The most effective way to ensure that a legislator is understanding the issue and recognizing its importance is face-to-face communication. Ideally, set up an appointment and visit a legislator in his or her local office, taking along a few additional advocates. Legislators are less distracted and pay more attention in their home offices. Preplan the office visit deciding who will say what within a timeframe of fifteen to twenty minutes. Practice the talking points. If the legislator continues the conversation beyond this, it indicates success in getting his or her attention. Have a one-page handout summarizing key issues and a few important talking points with contact information of those attending as well as their roles/positions. Invite the legislator to your school and then follow up with a handwritten thank you again extending the invite.

After a face-to-face meeting, mark a calendar for the next two-week increments. On those dates, call the legislator’s office to follow up. Ask if there has been movement on a bill or if he or she has thought of ways to resolve a situation presented to them. If the legislator asked you to contact other lawmakers or other groups for support, be sure to report on those actions. Follow-through is important in building relationships with the lawmakers.

As with any relationship, check back in, either by email or phone, several times a year to be sure there is action on the request. A one-time visit, email, or phone call is not likely to produce results unless it is in concert with many others, such as a state or national library association’s “call-to-action.” There is definitely power in numbers; these organized legislative requests are highly effective when the voices of other organizations are included.

Persistence Pays

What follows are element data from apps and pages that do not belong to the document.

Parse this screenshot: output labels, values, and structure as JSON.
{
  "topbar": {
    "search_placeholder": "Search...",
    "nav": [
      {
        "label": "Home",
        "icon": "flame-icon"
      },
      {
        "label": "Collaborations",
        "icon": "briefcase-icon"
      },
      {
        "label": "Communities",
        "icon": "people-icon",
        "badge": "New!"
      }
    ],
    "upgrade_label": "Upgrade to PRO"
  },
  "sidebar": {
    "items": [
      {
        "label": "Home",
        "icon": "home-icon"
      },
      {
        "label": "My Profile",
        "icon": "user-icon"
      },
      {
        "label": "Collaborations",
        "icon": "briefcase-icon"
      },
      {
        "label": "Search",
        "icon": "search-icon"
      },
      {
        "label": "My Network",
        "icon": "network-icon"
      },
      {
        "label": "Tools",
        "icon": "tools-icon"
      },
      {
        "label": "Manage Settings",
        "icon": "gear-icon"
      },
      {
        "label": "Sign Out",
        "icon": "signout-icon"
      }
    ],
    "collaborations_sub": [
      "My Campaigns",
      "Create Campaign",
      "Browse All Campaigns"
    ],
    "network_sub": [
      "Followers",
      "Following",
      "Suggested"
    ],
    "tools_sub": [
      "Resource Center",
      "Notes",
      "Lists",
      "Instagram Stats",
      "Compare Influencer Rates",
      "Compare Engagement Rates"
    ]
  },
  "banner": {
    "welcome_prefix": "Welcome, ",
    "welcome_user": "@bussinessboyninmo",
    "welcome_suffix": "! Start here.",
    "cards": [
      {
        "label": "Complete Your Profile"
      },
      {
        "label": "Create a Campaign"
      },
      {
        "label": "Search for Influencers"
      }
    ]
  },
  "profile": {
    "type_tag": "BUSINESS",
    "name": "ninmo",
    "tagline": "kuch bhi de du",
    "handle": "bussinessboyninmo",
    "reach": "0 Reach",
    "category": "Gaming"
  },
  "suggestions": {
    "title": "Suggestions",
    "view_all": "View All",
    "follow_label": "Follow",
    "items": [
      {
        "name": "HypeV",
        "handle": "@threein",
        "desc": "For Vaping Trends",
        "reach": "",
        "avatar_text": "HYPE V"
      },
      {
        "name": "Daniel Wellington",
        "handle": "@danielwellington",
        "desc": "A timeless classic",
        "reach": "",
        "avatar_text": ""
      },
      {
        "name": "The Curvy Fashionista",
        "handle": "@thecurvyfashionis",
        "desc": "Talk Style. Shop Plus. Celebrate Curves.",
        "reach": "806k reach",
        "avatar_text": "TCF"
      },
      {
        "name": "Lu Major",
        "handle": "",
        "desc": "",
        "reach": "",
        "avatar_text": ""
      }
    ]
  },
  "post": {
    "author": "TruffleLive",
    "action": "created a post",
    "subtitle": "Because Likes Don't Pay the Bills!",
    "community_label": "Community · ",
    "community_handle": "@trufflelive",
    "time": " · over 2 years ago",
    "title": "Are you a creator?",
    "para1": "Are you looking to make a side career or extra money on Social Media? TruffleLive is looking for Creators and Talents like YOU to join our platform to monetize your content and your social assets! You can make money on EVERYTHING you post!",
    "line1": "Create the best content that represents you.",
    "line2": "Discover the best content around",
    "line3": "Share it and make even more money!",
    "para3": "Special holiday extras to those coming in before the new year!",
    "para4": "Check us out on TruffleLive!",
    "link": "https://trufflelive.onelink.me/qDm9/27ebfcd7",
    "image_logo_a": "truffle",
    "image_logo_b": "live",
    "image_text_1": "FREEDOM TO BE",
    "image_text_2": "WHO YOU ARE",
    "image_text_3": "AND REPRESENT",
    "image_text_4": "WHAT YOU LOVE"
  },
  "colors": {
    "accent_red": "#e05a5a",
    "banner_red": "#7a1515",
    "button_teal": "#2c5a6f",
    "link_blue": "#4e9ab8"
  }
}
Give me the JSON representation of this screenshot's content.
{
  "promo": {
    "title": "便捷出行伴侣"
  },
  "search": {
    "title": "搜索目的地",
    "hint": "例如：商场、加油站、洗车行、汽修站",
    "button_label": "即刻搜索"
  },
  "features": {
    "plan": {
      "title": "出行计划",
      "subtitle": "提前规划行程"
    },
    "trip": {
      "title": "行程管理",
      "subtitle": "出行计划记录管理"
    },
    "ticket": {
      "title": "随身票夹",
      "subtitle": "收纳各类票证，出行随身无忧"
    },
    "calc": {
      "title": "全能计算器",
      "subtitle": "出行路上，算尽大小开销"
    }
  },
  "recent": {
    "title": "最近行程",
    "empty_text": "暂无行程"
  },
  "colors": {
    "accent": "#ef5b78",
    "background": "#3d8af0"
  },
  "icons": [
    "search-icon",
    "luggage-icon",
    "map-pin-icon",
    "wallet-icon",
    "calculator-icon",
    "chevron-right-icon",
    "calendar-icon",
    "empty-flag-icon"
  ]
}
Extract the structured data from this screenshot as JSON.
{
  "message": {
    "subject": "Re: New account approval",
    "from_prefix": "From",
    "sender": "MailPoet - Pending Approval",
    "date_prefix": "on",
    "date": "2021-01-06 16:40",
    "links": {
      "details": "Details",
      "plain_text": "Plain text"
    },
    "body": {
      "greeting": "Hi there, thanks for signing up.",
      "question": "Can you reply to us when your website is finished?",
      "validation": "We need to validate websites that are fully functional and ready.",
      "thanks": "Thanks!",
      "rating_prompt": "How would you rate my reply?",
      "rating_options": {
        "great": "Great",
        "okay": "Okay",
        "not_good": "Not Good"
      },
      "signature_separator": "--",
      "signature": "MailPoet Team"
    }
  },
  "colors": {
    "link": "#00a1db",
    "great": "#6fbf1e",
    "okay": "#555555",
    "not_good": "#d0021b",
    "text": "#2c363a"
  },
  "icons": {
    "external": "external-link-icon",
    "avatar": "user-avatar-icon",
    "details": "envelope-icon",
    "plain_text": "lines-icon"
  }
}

Developing a working relationship with a legislator is more like a marriage than a kiss. It is a long-term relationship with responsibilities by both parties. The school library advocate needs to inform and show legislators school inequities and how the academic success of students is being compromised due to current conditions. The message must be addressed to the appropriate lawmakers with valid evidence and personal, real stories. Of equal importance, if expecting legislators to act on a request, is a responsibility to seek out other voices who support the “ask.” Demonstrating to lawmakers that the school library advocate has the organizational skills and connections to rally other supporters, including state or national organizations, speaks volumes of the dedication and persistence needed to enact change. Legislators are more inclined to work with such advocates to create a “win-win.” Frequent follow-up calls, visits, and emails send the message that this advocate cares deeply about the issue and is not going away until there is some resolution. As the volume of voices increases, coming from alliances with other organizations, legislators will act to meet their constituents’ needs.

Originally published in School Library Monthly 30, no. 5 (February 2014).

Further Reading

“Requirements for School Library Programs: Summary by State.” PA School Library Project. 19 February 2013. http://paschoollibraryproject.org/content.php?pid=289948&sid=2382956#14948222; Kachel, Debra E. LSC 5531 School Library Advocacy LibGuidehttp://faculty.mansfield.edu/senate/cans/2013/April%2030/LSC5531-DKachel-FA2013.pdf; Levitov, Deborah D., ed. Activism and the School Librarian: Tools for Advocacy and Survival. Libraries Unlimited, 2012.


Debra E. Kachel, MS, is a retired school librarian and online adjunct professor for Antioch University Seattle and McDaniel College, Westminster, MD. Kachel earned her master’s degree in information studies from Drexel University, Philadelphia. She is a contributor toActivism and the School Librarian: Tools for Advocacy and Survival (Libraries Unlimited, 2012) and is the 2014 recipient of AASL’s Distinguished Service Award. She currently serves as the Legislative Liaison for the Pennsylvania School Librarians Association. You can follow her on Twitter @SchLibAdvocate.

Join the Discussion